[Data under study Boundary: Start]

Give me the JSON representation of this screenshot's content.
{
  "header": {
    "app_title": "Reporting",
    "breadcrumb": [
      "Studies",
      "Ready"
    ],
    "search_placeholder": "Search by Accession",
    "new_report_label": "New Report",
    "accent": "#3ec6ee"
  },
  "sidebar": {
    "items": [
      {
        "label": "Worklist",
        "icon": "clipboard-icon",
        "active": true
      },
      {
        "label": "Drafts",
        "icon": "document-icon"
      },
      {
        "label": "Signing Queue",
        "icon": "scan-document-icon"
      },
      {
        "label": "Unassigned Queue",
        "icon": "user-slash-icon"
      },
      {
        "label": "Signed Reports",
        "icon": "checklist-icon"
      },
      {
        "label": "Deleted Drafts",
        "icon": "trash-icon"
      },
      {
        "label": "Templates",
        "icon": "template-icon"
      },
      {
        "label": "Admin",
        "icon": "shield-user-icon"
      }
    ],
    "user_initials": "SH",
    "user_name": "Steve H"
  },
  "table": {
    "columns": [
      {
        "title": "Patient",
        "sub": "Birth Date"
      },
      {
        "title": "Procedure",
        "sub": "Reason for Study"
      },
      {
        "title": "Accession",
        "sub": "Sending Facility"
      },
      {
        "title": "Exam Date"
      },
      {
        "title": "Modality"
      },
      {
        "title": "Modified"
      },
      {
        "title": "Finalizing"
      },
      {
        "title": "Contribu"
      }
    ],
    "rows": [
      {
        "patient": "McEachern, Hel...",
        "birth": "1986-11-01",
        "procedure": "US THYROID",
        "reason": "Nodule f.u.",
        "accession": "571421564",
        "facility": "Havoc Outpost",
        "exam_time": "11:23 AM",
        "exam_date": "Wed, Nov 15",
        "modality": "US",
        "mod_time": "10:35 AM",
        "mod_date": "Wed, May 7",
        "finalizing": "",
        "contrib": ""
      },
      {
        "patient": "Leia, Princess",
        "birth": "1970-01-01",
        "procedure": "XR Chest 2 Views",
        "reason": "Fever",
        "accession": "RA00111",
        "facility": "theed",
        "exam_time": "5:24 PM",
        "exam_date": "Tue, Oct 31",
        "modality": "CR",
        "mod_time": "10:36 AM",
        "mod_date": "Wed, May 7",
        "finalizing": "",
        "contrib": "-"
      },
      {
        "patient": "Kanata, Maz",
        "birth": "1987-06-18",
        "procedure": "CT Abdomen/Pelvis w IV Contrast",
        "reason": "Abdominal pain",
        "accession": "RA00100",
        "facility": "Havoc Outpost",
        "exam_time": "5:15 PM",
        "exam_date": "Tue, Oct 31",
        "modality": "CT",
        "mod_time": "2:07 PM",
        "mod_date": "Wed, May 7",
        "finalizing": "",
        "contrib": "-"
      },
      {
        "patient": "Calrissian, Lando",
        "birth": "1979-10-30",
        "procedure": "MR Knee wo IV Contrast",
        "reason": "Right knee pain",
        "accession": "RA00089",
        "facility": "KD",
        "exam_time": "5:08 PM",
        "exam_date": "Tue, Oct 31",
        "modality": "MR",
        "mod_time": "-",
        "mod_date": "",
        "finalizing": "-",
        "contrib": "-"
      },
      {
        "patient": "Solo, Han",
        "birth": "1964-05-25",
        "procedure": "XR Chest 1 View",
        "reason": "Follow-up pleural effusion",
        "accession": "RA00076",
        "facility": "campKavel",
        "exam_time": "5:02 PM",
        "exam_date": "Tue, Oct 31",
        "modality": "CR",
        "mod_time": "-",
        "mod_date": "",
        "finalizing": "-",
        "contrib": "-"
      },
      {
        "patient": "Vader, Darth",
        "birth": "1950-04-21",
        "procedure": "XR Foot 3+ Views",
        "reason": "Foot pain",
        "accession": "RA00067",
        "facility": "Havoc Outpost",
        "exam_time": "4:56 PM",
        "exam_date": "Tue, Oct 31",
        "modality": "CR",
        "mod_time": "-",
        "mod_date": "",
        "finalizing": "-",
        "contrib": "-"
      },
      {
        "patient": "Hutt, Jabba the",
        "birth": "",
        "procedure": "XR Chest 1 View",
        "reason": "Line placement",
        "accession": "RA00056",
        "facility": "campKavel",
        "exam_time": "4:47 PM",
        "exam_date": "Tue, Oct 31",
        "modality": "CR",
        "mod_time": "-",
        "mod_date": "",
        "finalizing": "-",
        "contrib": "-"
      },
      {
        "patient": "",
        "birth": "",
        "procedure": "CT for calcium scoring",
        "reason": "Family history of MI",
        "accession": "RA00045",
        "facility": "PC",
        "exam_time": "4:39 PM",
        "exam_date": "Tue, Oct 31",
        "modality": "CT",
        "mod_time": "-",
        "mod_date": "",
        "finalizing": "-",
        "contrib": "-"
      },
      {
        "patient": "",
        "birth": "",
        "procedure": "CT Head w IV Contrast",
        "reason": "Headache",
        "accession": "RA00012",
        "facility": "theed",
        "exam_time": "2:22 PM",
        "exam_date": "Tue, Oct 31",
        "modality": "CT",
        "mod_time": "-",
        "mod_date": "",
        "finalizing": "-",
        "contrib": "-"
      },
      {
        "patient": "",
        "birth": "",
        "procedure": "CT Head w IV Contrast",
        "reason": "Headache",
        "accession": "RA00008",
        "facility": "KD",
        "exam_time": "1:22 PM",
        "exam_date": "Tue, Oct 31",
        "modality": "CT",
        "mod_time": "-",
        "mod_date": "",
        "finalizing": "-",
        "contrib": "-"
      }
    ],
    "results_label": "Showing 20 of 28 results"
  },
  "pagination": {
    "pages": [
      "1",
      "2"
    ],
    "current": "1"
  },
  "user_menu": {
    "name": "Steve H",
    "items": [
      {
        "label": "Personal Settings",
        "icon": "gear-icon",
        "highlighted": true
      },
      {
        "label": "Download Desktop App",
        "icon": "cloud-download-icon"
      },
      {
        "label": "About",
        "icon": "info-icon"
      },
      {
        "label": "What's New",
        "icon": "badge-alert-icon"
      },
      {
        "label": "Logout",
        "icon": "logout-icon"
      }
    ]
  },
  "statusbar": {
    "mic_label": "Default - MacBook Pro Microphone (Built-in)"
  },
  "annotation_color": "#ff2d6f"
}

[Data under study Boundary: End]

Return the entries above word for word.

## Solution below
Give me the JSON representation of this screenshot's content.
{
  "header": {
    "app_title": "Reporting",
    "breadcrumb": [
      "Studies",
      "Ready"
    ],
    "search_placeholder": "Search by Accession",
    "new_report_label": "New Report",
    "accent": "#3ec6ee"
  },
  "sidebar": {
    "items": [
      {
        "label": "Worklist",
        "icon": "clipboard-icon",
        "active": true
      },
      {
        "label": "Drafts",
        "icon": "document-icon"
      },
      {
        "label": "Signing Queue",
        "icon": "scan-document-icon"
      },
      {
        "label": "Unassigned Queue",
        "icon": "user-slash-icon"
      },
      {
        "label": "Signed Reports",
        "icon": "checklist-icon"
      },
      {
        "label": "Deleted Drafts",
        "icon": "trash-icon"
      },
      {
        "label": "Templates",
        "icon": "template-icon"
      },
      {
        "label": "Admin",
        "icon": "shield-user-icon"
      }
    ],
    "user_initials": "SH",
    "user_name": "Steve H"
  },
  "table": {
    "columns": [
      {
        "title": "Patient",
        "sub": "Birth Date"
      },
      {
        "title": "Procedure",
        "sub": "Reason for Study"
      },
      {
        "title": "Accession",
        "sub": "Sending Facility"
      },
      {
        "title": "Exam Date"
      },
      {
        "title": "Modality"
      },
      {
        "title": "Modified"
      },
      {
        "title": "Finalizing"
      },
      {
        "title": "Contribu"
      }
    ],
    "rows": [
      {
        "patient": "McEachern, Hel...",
        "birth": "1986-11-01",
        "procedure": "US THYROID",
        "reason": "Nodule f.u.",
        "accession": "571421564",
        "facility": "Havoc Outpost",
        "exam_time": "11:23 AM",
        "exam_date": "Wed, Nov 15",
        "modality": "US",
        "mod_time": "10:35 AM",
        "mod_date": "Wed, May 7",
        "finalizing": "",
        "contrib": ""
      },
      {
        "patient": "Leia, Princess",
        "birth": "1970-01-01",
        "procedure": "XR Chest 2 Views",
        "reason": "Fever",
        "accession": "RA00111",
        "facility": "theed",
        "exam_time": "5:24 PM",
        "exam_date": "Tue, Oct 31",
        "modality": "CR",
        "mod_time": "10:36 AM",
        "mod_date": "Wed, May 7",
        "finalizing": "",
        "contrib": "-"
      },
      {
        "patient": "Kanata, Maz",
        "birth": "1987-06-18",
        "procedure": "CT Abdomen/Pelvis w IV Contrast",
        "reason": "Abdominal pain",
        "accession": "RA00100",
        "facility": "Havoc Outpost",
        "exam_time": "5:15 PM",
        "exam_date": "Tue, Oct 31",
        "modality": "CT",
        "mod_time": "2:07 PM",
        "mod_date": "Wed, May 7",
        "finalizing": "",
        "contrib": "-"
      },
      {
        "patient": "Calrissian, Lando",
        "birth": "1979-10-30",
        "procedure": "MR Knee wo IV Contrast",
        "reason": "Right knee pain",
        "accession": "RA00089",
        "facility": "KD",
        "exam_time": "5:08 PM",
        "exam_date": "Tue, Oct 31",
        "modality": "MR",
        "mod_time": "-",
        "mod_date": "",
        "finalizing": "-",
        "contrib": "-"
      },
      {
        "patient": "Solo, Han",
        "birth": "1964-05-25",
        "procedure": "XR Chest 1 View",
        "reason": "Follow-up pleural effusion",
        "accession": "RA00076",
        "facility": "campKavel",
        "exam_time": "5:02 PM",
        "exam_date": "Tue, Oct 31",
        "modality": "CR",
        "mod_time": "-",
        "mod_date": "",
        "finalizing": "-",
        "contrib": "-"
      },
      {
        "patient": "Vader, Darth",
        "birth": "1950-04-21",
        "procedure": "XR Foot 3+ Views",
        "reason": "Foot pain",
        "accession": "RA00067",
        "facility": "Havoc Outpost",
        "exam_time": "4:56 PM",
        "exam_date": "Tue, Oct 31",
        "modality": "CR",
        "mod_time": "-",
        "mod_date": "",
        "finalizing": "-",
        "contrib": "-"
      },
      {
        "patient": "Hutt, Jabba the",
        "birth": "",
        "procedure": "XR Chest 1 View",
        "reason": "Line placement",
        "accession": "RA00056",
        "facility": "campKavel",
        "exam_time": "4:47 PM",
        "exam_date": "Tue, Oct 31",
        "modality": "CR",
        "mod_time": "-",
        "mod_date": "",
        "finalizing": "-",
        "contrib": "-"
      },
      {
        "patient": "",
        "birth": "",
        "procedure": "CT for calcium scoring",
        "reason": "Family history of MI",
        "accession": "RA00045",
        "facility": "PC",
        "exam_time": "4:39 PM",
        "exam_date": "Tue, Oct 31",
        "modality": "CT",
        "mod_time": "-",
        "mod_date": "",
        "finalizing": "-",
        "contrib": "-"
      },
      {
        "patient": "",
        "birth": "",
        "procedure": "CT Head w IV Contrast",
        "reason": "Headache",
        "accession": "RA00012",
        "facility": "theed",
        "exam_time": "2:22 PM",
        "exam_date": "Tue, Oct 31",
        "modality": "CT",
        "mod_time": "-",
        "mod_date": "",
        "finalizing": "-",
        "contrib": "-"
      },
      {
        "patient": "",
        "birth": "",
        "procedure": "CT Head w IV Contrast",
        "reason": "Headache",
        "accession": "RA00008",
        "facility": "KD",
        "exam_time": "1:22 PM",
        "exam_date": "Tue, Oct 31",
        "modality": "CT",
        "mod_time": "-",
        "mod_date": "",
        "finalizing": "-",
        "contrib": "-"
      }
    ],
    "results_label": "Showing 20 of 28 results"
  },
  "pagination": {
    "pages": [
      "1",
      "2"
    ],
    "current": "1"
  },
  "user_menu": {
    "name": "Steve H",
    "items": [
      {
        "label": "Personal Settings",
        "icon": "gear-icon",
        "highlighted": true
      },
      {
        "label": "Download Desktop App",
        "icon": "cloud-download-icon"
      },
      {
        "label": "About",
        "icon": "info-icon"
      },
      {
        "label": "What's New",
        "icon": "badge-alert-icon"
      },
      {
        "label": "Logout",
        "icon": "logout-icon"
      }
    ]
  },
  "statusbar": {
    "mic_label": "Default - MacBook Pro Microphone (Built-in)"
  },
  "annotation_color": "#ff2d6f"
}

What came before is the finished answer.